The Government has been increasingly concerned at the resources devoted to the provision of material under the freedom of information legislation.

That campaign from two heavyweights of the Government clearly got under way earlier this year and-surprise, surprise-new regulations were introduced on 13 June 1985 by no less a person than the Deputy Prime Minister, who currently is also the Attorney-General, Mr Lionel Bowen.

Senator Haines —But not a reformist in any way, shape or form.

Senator DURACK —Well, Mr Bowen is trying to convince us that he is, will be or has been a great reforming Attorney-General.

Senator Robert Ray —Try comparing him with you and your record.

Senator DURACK —I will be very happy to have my record and his compared any day and any time, and Senator Ray can be the arbiter. I will accept even Senator Ray as the arbiter on that matter; it would be so easy to win. Mr Bowen's views on freedom of information have already been quoted by Senator Missen. He made the same pious statements about freedom of information and its importance, but as soon as his colleagues, the Treasurer and the Minister for Finance, cracked the whip he introduced regulations which took effect from 1 July this year, designed to choke off large numbers of Australians who have the right and otherwise would exercise the right under this freedom of information legislation but cannot, of course, afford the horrific and, in many cases, uncertain costs that they would incur. Senator Lewis is coming into the chamber at the moment. He can tell us what it might cost, and what it cost him, to get a simple document or documents under the Freedom of Information Act. Probably nobody in this chamber is better qualified than Senator Lewis to give an example of that.

I think it has already been mentioned by interjection that Senator Evans was a member of the Senate committee which spent two years examining the original Bill I introduced and which, as I said, made many recommendations to improve the legislation, many of which were accepted by the Government of the day. That committee's report contained a couple of major recommendations on charging which I would like to read. One recommendation says:

Charges for the search and retrieval of information should be fixed on a single set hourly rate basis, with provision for the agency to waive or reduce any such charge if it deems it appropriate in the circumstances.

We can compare that with what the Government is now doing. There are a number of recommendations on this matter, but the only other one I wish to quote, which is highly relevant to the present situation, is the following:

(a) Normally charges levied under the Bill should not be required to be paid until an affirmative access decision has been made;

(b) Agencies should be entitled to require, where the anticipated fee chargeable exceeds $25, an advance deposit of 25% of the anticipated fee . . .

Senator Puplick —That was a recommendation that Senator Evans made.
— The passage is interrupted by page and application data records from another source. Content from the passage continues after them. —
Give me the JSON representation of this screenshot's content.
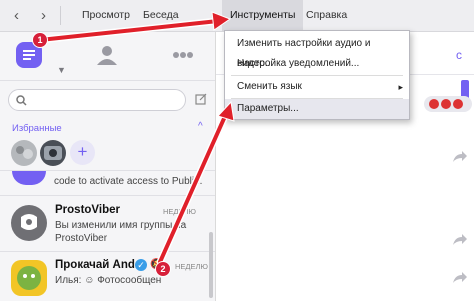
{
  "menu": {
    "tabs": [
      "Просмотр",
      "Беседа",
      "Инструменты",
      "Справка"
    ],
    "dropdown": [
      "Изменить настройки аудио и видео...",
      "Настройка уведомлений...",
      "Сменить язык",
      "Параметры..."
    ],
    "submenu_arrow": "▸"
  },
  "sidebar": {
    "favorites_label": "Избранные",
    "add_favorite": "+",
    "chats": [
      {
        "message": "code to activate access to Publi..."
      },
      {
        "name": "ProstoViber",
        "date": "НЕДЕЛЮ",
        "message_line1": "Вы изменили имя группы на",
        "message_line2": "ProstoViber"
      },
      {
        "name": "Прокачай And...",
        "date": "НЕДЕЛЮ",
        "message": "Илья: ☺ Фотосообщен"
      }
    ]
  },
  "annotations": {
    "badge1": "1",
    "badge2": "2"
  },
  "colors": {
    "accent": "#7360f2",
    "arrow": "#e0202a",
    "topbar": "#eeeef1"
  }
}
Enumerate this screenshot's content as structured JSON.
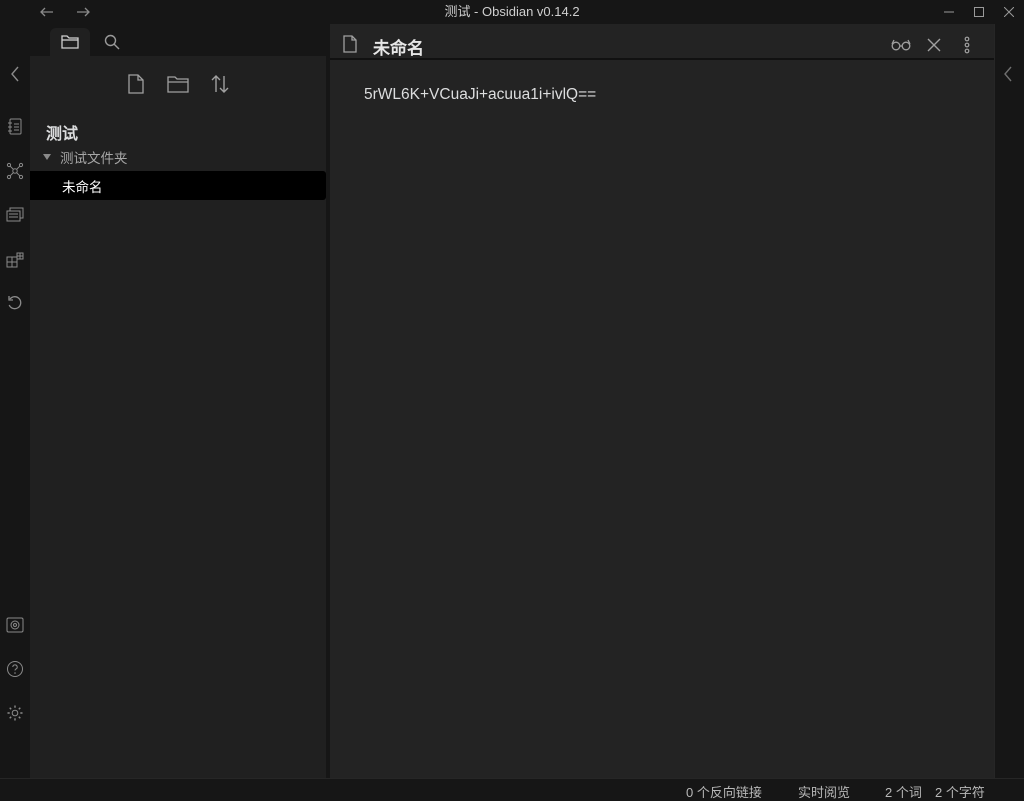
{
  "window": {
    "title": "测试 - Obsidian v0.14.2"
  },
  "sidebar": {
    "tabs": [
      {
        "name": "file-explorer",
        "icon": "folder-icon"
      },
      {
        "name": "search",
        "icon": "search-icon"
      }
    ],
    "nav_actions": [
      "new-note-icon",
      "new-folder-icon",
      "sort-icon"
    ],
    "vault_name": "测试",
    "folder": {
      "label": "测试文件夹",
      "expanded": true
    },
    "files": [
      {
        "label": "未命名",
        "active": true
      }
    ]
  },
  "ribbon": {
    "top_icons": [
      "open-quick-switcher-icon",
      "graph-view-icon",
      "slides-icon",
      "canvas-grid-icon",
      "history-icon"
    ],
    "bottom_icons": [
      "vault-icon",
      "help-icon",
      "settings-icon"
    ]
  },
  "editor": {
    "title": "未命名",
    "content": "5rWL6K+VCuaJi+acuua1i+ivlQ==",
    "actions": [
      "reading-view-icon",
      "close-icon",
      "more-options-icon"
    ]
  },
  "statusbar": {
    "backlinks": "0 个反向链接",
    "mode": "实时阅览",
    "words": "2 个词",
    "chars": "2 个字符"
  },
  "colors": {
    "background": "#161616",
    "sidebar": "#202020",
    "editor": "#232323",
    "active_file": "#000000",
    "text": "#dcddde"
  }
}
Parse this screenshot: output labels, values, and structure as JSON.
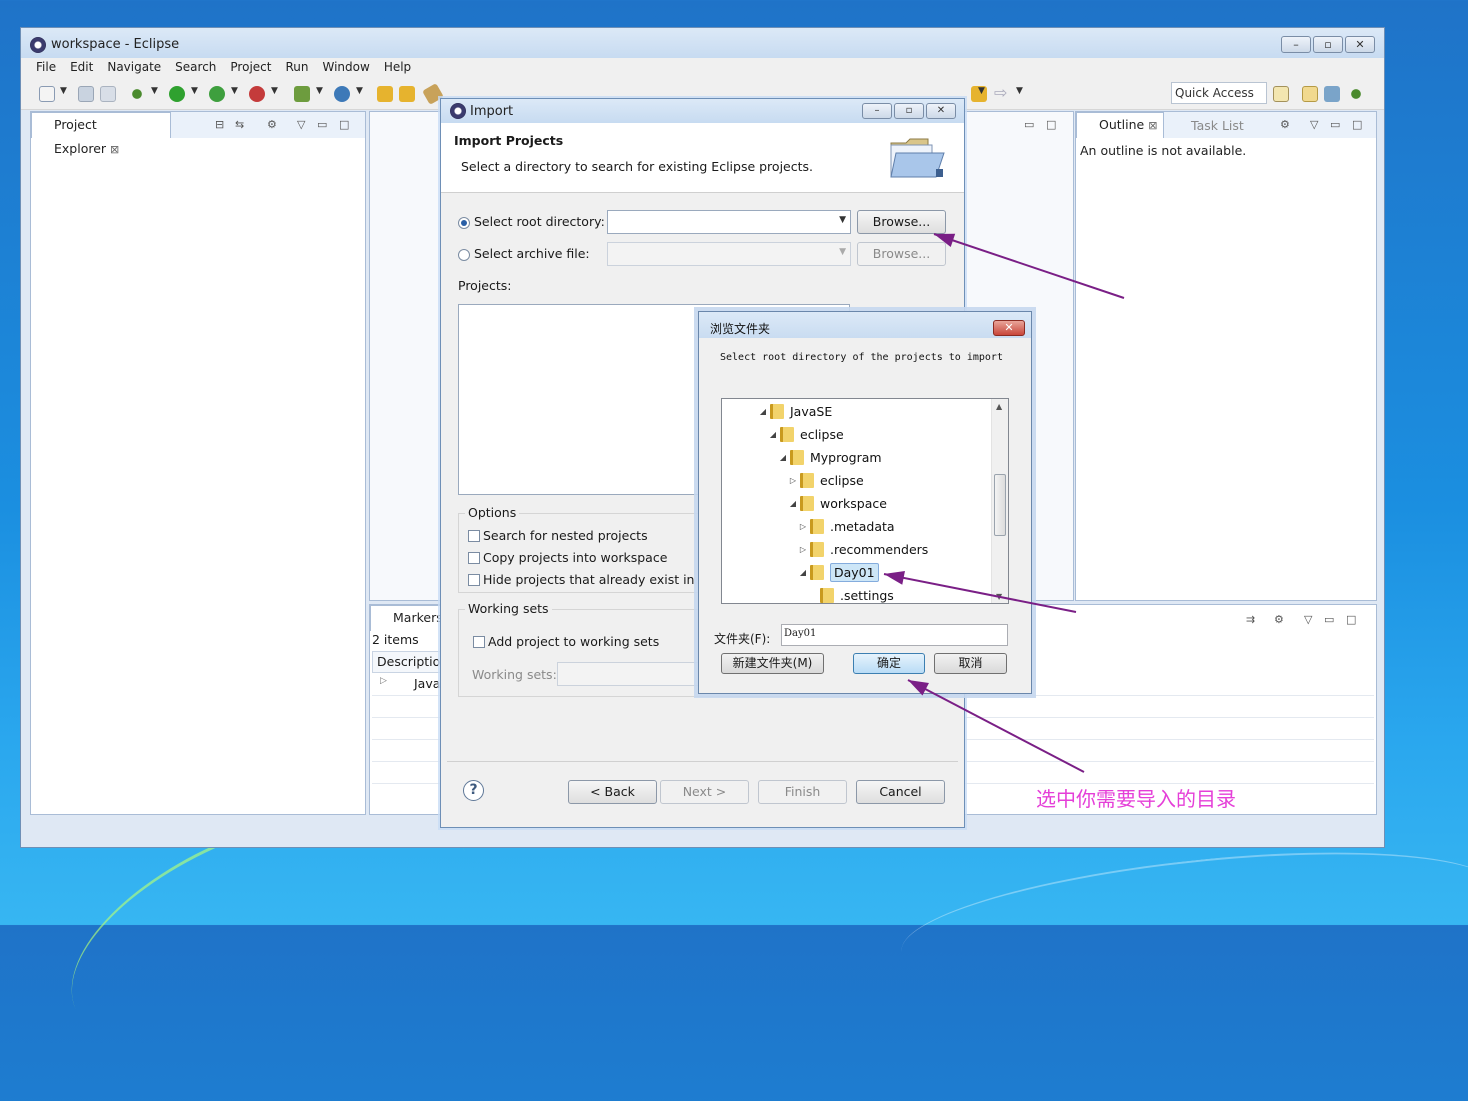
{
  "window": {
    "title": "workspace - Eclipse",
    "controls": [
      "–",
      "▫",
      "✕"
    ]
  },
  "menubar": [
    "File",
    "Edit",
    "Navigate",
    "Search",
    "Project",
    "Run",
    "Window",
    "Help"
  ],
  "toolbar": {
    "quick_access": "Quick Access"
  },
  "project_explorer": {
    "tab_label": "Project Explorer"
  },
  "outline": {
    "tab_label": "Outline",
    "task_list_label": "Task List",
    "message": "An outline is not available."
  },
  "markers": {
    "tab_label": "Markers",
    "count": "2 items",
    "column": "Description",
    "row": "Java"
  },
  "import_dialog": {
    "title": "Import",
    "header_title": "Import Projects",
    "header_subtitle": "Select a directory to search for existing Eclipse projects.",
    "root_dir_label": "Select root directory:",
    "archive_label": "Select archive file:",
    "browse_label": "Browse...",
    "projects_label": "Projects:",
    "options_title": "Options",
    "options": [
      "Search for nested projects",
      "Copy projects into workspace",
      "Hide projects that already exist in the"
    ],
    "working_sets_title": "Working sets",
    "add_working_set": "Add project to working sets",
    "working_sets_label": "Working sets:",
    "help": "?",
    "buttons": {
      "back": "< Back",
      "next": "Next >",
      "finish": "Finish",
      "cancel": "Cancel"
    }
  },
  "browse_dialog": {
    "title": "浏览文件夹",
    "close": "✕",
    "description": "Select root directory of the projects to import",
    "tree": [
      {
        "label": "JavaSE",
        "twisty": "◢",
        "state": "expanded"
      },
      {
        "label": "eclipse",
        "twisty": "◢",
        "state": "expanded"
      },
      {
        "label": "Myprogram",
        "twisty": "◢",
        "state": "expanded"
      },
      {
        "label": "eclipse",
        "twisty": "▷",
        "state": "collapsed"
      },
      {
        "label": "workspace",
        "twisty": "◢",
        "state": "expanded"
      },
      {
        "label": ".metadata",
        "twisty": "▷",
        "state": "collapsed"
      },
      {
        "label": ".recommenders",
        "twisty": "▷",
        "state": "collapsed"
      },
      {
        "label": "Day01",
        "twisty": "◢",
        "state": "selected"
      },
      {
        "label": ".settings",
        "twisty": "",
        "state": "leaf"
      }
    ],
    "folder_label": "文件夹(F):",
    "folder_value": "Day01",
    "new_folder": "新建文件夹(M)",
    "ok": "确定",
    "cancel": "取消"
  },
  "annotation": {
    "text": "选中你需要导入的目录",
    "color": "#e53fd8",
    "arrow_color": "#7a1f86"
  }
}
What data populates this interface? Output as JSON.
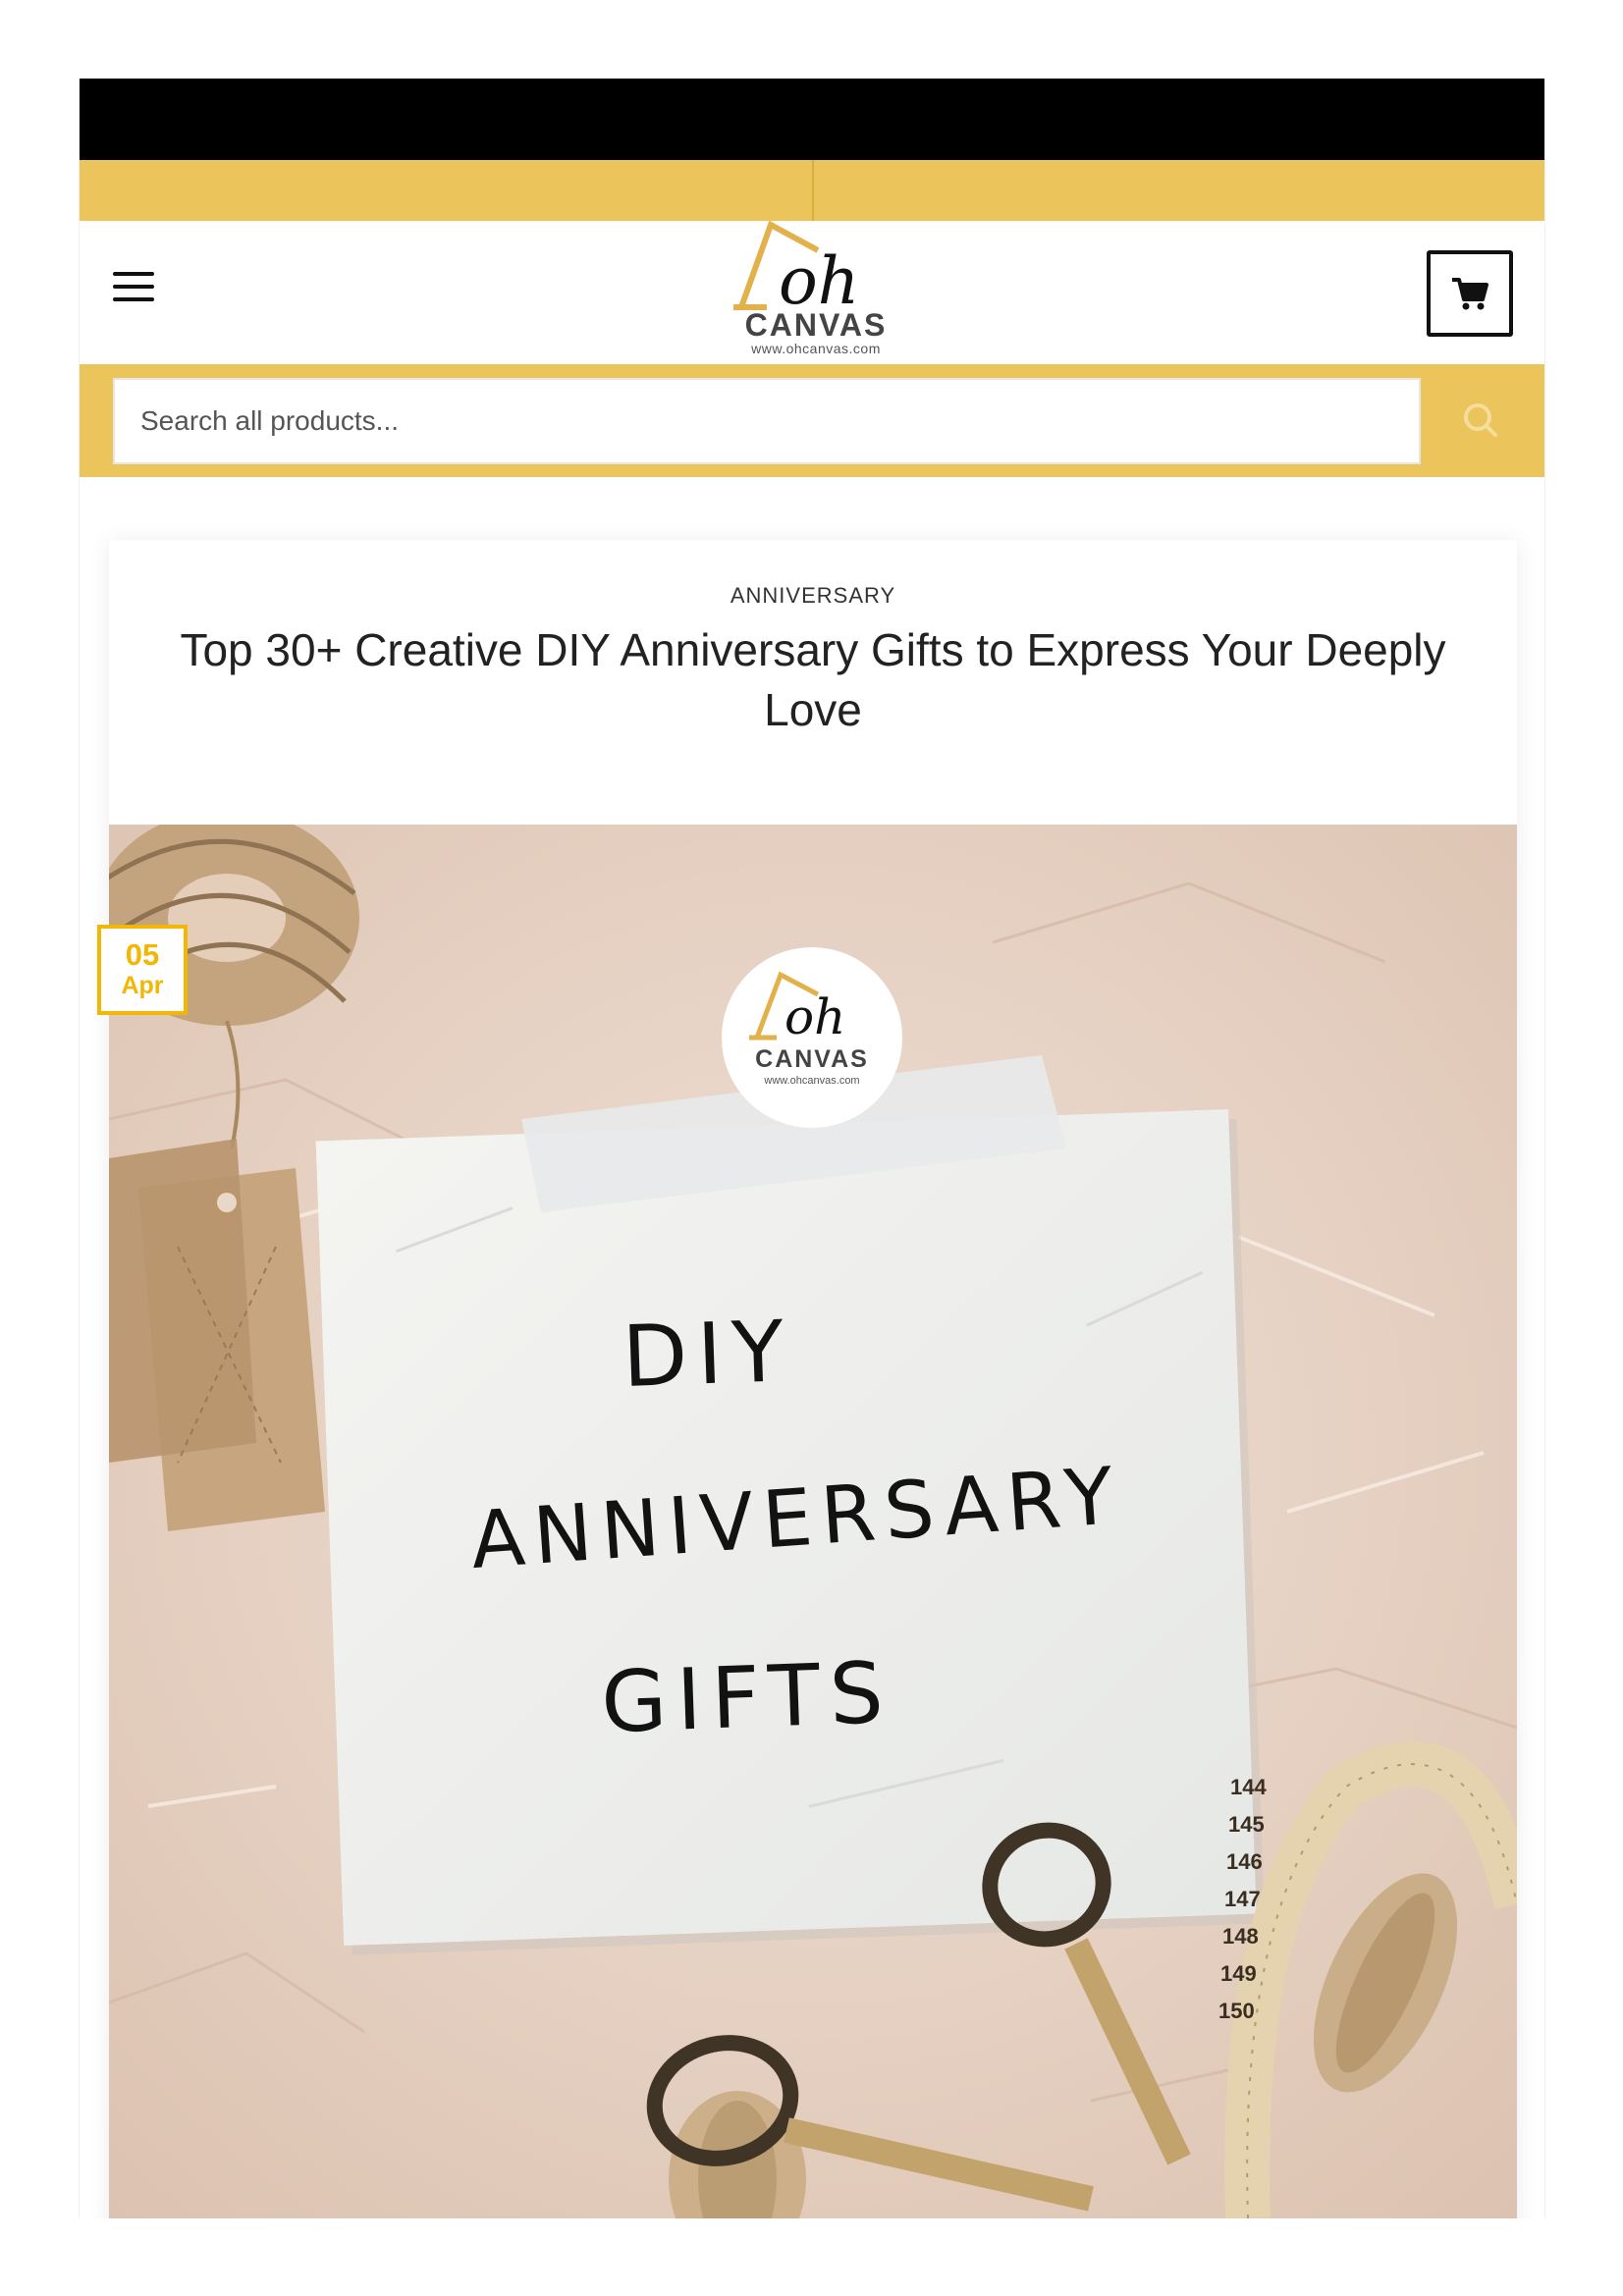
{
  "header": {
    "logo": {
      "script": "oh",
      "name": "CANVAS",
      "url": "www.ohcanvas.com"
    }
  },
  "search": {
    "placeholder": "Search all products..."
  },
  "article": {
    "category": "ANNIVERSARY",
    "title": "Top 30+ Creative DIY Anniversary Gifts to Express Your Deeply Love",
    "date": {
      "day": "05",
      "month": "Apr"
    },
    "image": {
      "sticker": {
        "name": "CANVAS",
        "url": "www.ohcanvas.com"
      },
      "lines": [
        "DIY",
        "ANNIVERSARY",
        "GIFTS"
      ],
      "tape_numbers": [
        "144",
        "145",
        "146",
        "147",
        "148",
        "149",
        "150"
      ]
    }
  },
  "colors": {
    "top_bar": "#000000",
    "accent_yellow": "#ecc45c",
    "date_badge": "#f2b705",
    "text_dark": "#222222"
  }
}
Senator DURACK —Senator Puplick has already established by interjection, and again reminds me, that these were the recommendations of Senator Evans-on his own admission-when he was shadow Attorney-General, I think. He was certainly the then Opposition spokesman on these matters. What a record of hypocrisy we have here. Not only Senator Evanse but also Mr Bowen and maybe Senator Button-I do not know whether he had anything to say about this--

Senator Button —Don't throw me in too.

Senator DURACK —I think he did have something to say about freedom of information. Actually, I have not taken the trouble to find out because I did not think Senator Button was interested enough to be in here. Senator Button certainly was a strong supporter of these matters when in opposition. No doubt he is now an enthusiastic supporter of the present change of heart of his leading colleagues. The Opposition is very pleased indeed to support this most worthwhile and important motion by Senator Missen to disallow the regulations. We congratulate him for taking that initiative.